Artist and researcher C.M. Kosemen has begun a series of video blogs, and in his first installment, he rants about a certain habit of publishers when printing material about prehistoric animals: using "item mentality" or bullet points to describe them. He argues that it takes them out of ecological context and reduces them to mechanical objects.
A review of my library is in order to really respond to this, but I generally agree, and wouldn't you know it, I see it as a design problem. I think about my treasured DK Visual Dictionary of Dinosaurs, and one reason it was a favorite was that the spreads put all of the animals and their anatomical features in context. A reason I love the old Rourke books is that it does the same, though through narrative rather than informational graphics. I'm not quite sure how prevalent this "item mentality" is, but it may simply be that since I'm pretty stingy and choose where to spend my money carefully, I'm not paying attention to the lower-quality projects where it may be used as a quick way to fill in content.
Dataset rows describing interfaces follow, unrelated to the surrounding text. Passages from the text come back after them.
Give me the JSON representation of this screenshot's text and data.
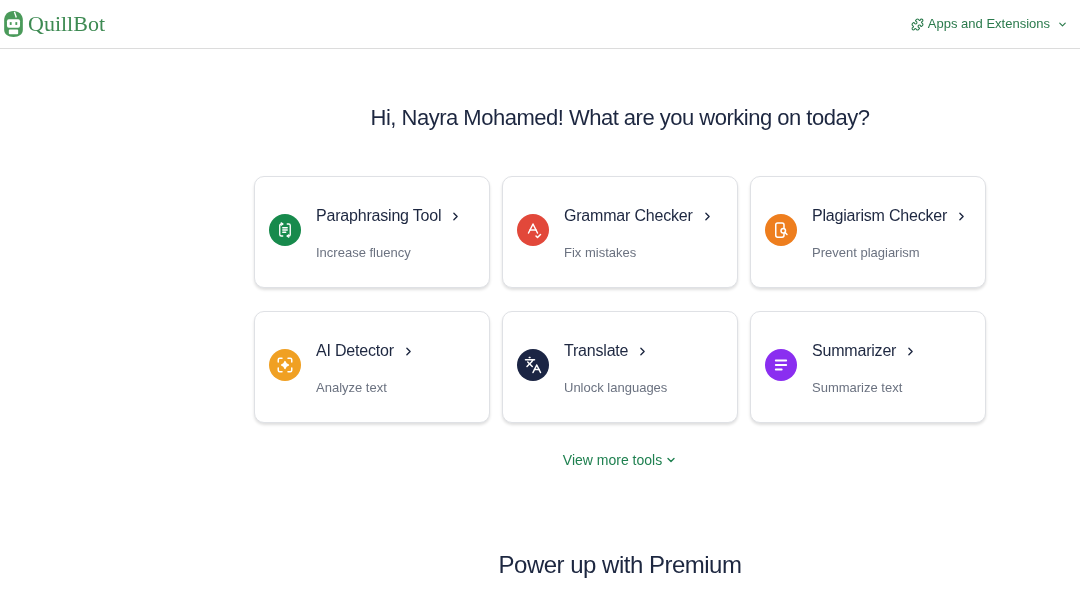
{
  "header": {
    "logo_text": "QuillBot",
    "apps_menu": {
      "label": "Apps and Extensions"
    }
  },
  "greeting": "Hi, Nayra Mohamed! What are you working on today?",
  "tools": [
    {
      "kind": "paraphraser",
      "name": "Paraphrasing Tool",
      "description": "Increase fluency",
      "color": "#178a4c"
    },
    {
      "kind": "grammar",
      "name": "Grammar Checker",
      "description": "Fix mistakes",
      "color": "#e2483a"
    },
    {
      "kind": "plagiarism",
      "name": "Plagiarism Checker",
      "description": "Prevent plagiarism",
      "color": "#ee7e1e"
    },
    {
      "kind": "ai_detector",
      "name": "AI Detector",
      "description": "Analyze text",
      "color": "#f0a023"
    },
    {
      "kind": "translate",
      "name": "Translate",
      "description": "Unlock languages",
      "color": "#1b2544"
    },
    {
      "kind": "summarizer",
      "name": "Summarizer",
      "description": "Summarize text",
      "color": "#8a2ef0"
    }
  ],
  "view_more": {
    "label": "View more tools"
  },
  "premium_heading": "Power up with Premium"
}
And there's more! Kosemen recently uploaded a short video from 2008 called Tetrapod Zoology: the Movie, in which his All Yesterdays comrade Darren Naish shares his collection of animal toys and talks about how even the silly, inaccurate toys in his plastic menagerie can be useful for education.
Delightful stuff. Keep an eye on his Youtube channel for more.